WORK TO COMPLETE: From the data that follows, copy every line holding the string "Komodo".

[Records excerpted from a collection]
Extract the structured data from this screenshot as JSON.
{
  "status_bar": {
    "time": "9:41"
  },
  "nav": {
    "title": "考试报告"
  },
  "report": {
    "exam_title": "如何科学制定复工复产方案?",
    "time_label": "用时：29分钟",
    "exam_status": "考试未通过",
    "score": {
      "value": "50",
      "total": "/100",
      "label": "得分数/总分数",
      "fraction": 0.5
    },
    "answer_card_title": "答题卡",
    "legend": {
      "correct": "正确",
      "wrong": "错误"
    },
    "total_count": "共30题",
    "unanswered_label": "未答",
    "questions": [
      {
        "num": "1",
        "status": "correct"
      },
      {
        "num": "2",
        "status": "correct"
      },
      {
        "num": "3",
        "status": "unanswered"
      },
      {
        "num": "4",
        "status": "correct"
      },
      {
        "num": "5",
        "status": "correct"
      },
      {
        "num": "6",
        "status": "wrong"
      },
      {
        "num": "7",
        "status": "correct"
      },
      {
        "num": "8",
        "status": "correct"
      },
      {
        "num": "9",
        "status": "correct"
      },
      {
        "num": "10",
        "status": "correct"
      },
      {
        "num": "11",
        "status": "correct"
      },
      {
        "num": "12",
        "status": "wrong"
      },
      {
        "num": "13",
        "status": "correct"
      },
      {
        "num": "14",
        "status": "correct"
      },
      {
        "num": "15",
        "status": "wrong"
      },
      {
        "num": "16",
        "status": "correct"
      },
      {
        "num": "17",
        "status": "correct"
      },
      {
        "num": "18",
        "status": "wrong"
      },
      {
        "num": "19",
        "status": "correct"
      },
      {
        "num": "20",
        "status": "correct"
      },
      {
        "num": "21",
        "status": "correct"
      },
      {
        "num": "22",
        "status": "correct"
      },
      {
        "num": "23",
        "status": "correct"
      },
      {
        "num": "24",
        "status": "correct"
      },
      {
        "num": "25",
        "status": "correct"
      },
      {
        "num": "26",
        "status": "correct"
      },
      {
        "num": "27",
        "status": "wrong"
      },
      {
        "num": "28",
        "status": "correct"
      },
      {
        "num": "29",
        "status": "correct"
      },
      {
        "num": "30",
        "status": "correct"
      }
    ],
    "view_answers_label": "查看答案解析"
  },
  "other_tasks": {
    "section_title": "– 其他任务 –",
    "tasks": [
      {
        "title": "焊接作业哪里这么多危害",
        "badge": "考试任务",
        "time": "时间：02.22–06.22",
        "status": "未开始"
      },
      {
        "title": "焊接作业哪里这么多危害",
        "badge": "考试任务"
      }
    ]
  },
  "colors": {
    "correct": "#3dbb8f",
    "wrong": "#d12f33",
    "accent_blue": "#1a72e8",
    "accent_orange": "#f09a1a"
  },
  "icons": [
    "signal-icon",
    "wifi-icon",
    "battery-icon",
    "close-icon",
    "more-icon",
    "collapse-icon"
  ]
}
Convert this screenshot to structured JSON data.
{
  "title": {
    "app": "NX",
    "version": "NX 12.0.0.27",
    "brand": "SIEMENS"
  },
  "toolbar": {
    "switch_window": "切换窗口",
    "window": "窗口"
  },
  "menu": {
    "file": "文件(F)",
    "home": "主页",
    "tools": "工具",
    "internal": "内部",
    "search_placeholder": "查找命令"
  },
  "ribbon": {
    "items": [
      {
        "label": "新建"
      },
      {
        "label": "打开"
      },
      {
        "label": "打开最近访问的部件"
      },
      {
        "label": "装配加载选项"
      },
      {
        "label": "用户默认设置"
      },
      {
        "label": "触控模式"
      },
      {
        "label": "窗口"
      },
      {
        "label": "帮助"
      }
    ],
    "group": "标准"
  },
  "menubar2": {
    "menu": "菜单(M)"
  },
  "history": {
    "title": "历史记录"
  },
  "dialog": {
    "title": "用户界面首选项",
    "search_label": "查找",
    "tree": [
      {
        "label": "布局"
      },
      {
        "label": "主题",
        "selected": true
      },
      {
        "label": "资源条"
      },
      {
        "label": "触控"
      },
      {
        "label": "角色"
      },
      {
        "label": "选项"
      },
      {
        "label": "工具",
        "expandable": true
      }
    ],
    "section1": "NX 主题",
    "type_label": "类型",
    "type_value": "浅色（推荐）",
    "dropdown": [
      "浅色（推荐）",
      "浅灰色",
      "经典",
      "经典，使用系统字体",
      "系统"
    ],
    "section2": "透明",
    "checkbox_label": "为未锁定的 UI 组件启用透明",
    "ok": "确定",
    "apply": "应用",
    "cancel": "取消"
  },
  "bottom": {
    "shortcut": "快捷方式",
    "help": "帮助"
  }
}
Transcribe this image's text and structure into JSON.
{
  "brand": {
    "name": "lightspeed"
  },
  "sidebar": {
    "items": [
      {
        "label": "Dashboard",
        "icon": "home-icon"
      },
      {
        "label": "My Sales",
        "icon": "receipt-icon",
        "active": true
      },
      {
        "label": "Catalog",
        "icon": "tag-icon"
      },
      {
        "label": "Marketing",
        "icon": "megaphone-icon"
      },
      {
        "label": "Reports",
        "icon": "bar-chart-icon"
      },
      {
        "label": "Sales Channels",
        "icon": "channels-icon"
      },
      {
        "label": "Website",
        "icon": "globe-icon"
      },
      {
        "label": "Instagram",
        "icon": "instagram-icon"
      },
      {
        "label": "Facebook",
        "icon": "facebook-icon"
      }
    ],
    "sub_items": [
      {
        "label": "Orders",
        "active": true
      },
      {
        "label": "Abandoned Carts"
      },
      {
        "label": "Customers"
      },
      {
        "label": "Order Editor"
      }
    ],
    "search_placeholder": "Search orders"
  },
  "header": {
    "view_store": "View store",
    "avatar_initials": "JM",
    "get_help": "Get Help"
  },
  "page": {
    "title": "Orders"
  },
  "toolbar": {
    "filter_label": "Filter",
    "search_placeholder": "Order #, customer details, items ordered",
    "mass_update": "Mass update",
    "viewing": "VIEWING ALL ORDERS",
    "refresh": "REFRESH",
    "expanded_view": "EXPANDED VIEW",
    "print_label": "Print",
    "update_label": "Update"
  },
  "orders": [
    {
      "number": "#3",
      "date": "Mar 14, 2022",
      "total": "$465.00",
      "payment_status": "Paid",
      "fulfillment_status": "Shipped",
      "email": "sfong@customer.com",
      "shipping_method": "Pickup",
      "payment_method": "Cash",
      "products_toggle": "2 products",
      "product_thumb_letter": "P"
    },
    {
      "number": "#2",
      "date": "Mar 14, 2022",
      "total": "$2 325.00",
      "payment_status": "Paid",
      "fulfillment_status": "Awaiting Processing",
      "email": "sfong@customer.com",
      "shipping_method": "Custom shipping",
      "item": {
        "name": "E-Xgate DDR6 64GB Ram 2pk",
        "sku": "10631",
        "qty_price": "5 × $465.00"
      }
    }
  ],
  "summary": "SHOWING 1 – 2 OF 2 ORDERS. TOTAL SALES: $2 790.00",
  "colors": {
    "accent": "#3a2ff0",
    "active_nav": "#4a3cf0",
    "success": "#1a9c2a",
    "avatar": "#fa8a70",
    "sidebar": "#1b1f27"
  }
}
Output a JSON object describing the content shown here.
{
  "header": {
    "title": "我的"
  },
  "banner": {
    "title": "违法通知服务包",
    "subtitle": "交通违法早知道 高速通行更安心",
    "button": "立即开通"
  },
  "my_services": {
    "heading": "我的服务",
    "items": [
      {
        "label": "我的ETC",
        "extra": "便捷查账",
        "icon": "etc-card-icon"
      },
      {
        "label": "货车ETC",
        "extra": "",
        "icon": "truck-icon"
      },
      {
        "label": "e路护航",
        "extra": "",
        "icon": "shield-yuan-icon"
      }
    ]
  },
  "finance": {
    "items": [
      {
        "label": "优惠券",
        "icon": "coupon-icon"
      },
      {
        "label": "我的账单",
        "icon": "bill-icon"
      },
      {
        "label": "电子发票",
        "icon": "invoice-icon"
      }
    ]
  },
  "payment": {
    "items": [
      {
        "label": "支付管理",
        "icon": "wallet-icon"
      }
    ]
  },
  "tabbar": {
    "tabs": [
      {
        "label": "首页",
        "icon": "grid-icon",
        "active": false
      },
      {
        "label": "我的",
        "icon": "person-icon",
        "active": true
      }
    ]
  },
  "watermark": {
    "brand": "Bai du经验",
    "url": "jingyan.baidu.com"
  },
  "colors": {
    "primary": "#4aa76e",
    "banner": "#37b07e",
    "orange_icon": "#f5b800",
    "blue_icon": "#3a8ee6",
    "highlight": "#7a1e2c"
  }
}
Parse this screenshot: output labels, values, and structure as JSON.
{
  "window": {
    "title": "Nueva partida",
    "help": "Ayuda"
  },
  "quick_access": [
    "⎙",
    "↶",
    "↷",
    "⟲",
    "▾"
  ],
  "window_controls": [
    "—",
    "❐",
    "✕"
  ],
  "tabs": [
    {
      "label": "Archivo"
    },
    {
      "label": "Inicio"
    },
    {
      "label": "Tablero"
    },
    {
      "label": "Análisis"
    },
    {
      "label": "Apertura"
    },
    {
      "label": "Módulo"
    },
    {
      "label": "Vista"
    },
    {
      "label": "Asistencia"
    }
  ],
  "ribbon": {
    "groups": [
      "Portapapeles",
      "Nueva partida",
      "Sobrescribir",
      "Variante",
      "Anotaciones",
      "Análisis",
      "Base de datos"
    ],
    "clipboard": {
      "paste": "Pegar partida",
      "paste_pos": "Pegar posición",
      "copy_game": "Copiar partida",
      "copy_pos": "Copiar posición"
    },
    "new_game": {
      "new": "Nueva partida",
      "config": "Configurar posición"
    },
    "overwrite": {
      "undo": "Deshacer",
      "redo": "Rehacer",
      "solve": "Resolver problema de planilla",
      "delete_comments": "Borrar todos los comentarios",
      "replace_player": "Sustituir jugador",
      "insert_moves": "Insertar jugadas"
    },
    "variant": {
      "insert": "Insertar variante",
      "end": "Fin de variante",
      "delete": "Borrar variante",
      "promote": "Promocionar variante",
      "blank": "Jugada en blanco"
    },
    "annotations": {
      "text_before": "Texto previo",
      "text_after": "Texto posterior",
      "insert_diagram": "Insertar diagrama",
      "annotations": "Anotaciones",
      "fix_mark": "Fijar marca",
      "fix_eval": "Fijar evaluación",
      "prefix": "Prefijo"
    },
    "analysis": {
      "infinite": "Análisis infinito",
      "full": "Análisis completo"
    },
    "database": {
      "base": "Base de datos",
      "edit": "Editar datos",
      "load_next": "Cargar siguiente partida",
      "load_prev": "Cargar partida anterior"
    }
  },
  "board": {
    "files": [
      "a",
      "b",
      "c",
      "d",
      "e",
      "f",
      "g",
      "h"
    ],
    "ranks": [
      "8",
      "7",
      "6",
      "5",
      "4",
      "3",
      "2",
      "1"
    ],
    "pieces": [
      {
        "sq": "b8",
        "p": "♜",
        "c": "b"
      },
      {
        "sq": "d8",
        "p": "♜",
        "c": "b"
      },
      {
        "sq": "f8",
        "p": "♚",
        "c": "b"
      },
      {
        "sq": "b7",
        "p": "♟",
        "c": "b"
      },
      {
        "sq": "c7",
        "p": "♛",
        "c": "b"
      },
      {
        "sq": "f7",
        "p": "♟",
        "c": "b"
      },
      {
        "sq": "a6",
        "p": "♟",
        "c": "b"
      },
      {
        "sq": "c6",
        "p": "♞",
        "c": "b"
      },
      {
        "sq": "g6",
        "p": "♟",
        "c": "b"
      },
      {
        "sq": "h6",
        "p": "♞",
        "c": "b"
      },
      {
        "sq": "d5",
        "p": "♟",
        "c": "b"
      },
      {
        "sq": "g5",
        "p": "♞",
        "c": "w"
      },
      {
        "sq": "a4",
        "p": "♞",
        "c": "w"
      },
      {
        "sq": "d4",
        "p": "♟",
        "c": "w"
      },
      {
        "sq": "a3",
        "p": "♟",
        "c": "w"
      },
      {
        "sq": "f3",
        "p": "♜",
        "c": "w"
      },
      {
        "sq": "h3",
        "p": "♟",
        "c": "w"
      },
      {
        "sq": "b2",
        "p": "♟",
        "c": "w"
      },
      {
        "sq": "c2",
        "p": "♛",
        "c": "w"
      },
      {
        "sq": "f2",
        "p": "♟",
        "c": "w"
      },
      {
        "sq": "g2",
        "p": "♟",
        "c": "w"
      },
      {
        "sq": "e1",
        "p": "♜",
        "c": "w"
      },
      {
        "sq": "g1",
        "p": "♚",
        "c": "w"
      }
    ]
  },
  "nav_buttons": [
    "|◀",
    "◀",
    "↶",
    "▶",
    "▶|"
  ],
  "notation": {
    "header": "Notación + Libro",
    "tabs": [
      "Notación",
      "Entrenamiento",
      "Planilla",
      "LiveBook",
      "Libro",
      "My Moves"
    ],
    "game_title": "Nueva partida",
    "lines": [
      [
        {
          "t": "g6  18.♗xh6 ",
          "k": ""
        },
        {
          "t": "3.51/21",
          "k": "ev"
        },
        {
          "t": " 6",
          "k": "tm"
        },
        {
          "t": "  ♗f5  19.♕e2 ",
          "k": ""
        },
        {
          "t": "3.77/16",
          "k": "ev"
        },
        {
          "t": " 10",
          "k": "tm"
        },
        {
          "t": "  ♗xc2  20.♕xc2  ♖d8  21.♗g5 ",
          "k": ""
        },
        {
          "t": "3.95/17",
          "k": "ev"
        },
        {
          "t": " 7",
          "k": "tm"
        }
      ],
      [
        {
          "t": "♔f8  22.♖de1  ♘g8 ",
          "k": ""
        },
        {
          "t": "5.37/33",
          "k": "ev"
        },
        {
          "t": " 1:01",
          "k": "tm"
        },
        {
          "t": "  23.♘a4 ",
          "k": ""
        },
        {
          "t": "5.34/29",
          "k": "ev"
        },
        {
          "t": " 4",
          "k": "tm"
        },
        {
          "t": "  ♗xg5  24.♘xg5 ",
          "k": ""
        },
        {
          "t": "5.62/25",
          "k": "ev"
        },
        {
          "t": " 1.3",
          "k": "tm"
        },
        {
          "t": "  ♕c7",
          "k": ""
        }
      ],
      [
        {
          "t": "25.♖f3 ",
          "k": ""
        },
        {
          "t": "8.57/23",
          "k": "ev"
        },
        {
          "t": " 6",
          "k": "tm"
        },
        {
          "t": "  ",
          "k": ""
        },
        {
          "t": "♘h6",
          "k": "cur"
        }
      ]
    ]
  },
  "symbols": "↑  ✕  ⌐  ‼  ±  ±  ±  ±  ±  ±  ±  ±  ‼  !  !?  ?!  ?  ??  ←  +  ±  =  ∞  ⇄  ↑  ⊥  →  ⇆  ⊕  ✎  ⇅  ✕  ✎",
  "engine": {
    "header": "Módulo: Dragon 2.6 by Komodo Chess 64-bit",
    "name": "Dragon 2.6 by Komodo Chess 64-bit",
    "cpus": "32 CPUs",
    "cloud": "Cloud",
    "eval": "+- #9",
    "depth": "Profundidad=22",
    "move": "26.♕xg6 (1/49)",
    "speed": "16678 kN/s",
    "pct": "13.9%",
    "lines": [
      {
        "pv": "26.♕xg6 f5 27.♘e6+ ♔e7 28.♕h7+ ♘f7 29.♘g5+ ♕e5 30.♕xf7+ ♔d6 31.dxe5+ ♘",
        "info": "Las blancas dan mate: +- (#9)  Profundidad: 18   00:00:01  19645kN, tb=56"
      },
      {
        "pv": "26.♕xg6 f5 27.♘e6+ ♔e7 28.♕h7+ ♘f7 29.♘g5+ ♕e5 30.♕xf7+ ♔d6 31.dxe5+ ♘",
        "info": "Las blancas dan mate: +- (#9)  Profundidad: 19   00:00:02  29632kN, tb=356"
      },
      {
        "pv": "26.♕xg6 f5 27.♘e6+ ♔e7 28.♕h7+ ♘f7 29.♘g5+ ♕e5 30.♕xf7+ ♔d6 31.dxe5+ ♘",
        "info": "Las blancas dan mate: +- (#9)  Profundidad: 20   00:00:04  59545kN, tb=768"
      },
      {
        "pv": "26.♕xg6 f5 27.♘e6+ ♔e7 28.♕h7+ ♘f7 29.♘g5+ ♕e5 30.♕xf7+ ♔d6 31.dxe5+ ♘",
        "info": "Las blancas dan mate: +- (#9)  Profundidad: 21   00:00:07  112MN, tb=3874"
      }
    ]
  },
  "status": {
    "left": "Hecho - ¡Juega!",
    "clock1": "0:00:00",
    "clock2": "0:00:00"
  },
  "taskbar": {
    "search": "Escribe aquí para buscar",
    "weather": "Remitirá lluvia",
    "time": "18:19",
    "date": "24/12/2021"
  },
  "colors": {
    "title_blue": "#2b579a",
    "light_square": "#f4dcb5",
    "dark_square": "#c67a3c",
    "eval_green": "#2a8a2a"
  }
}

RESPONSE AREA:
    "header": "Módulo: Dragon 2.6 by Komodo Chess 64-bit",
    "name": "Dragon 2.6 by Komodo Chess 64-bit",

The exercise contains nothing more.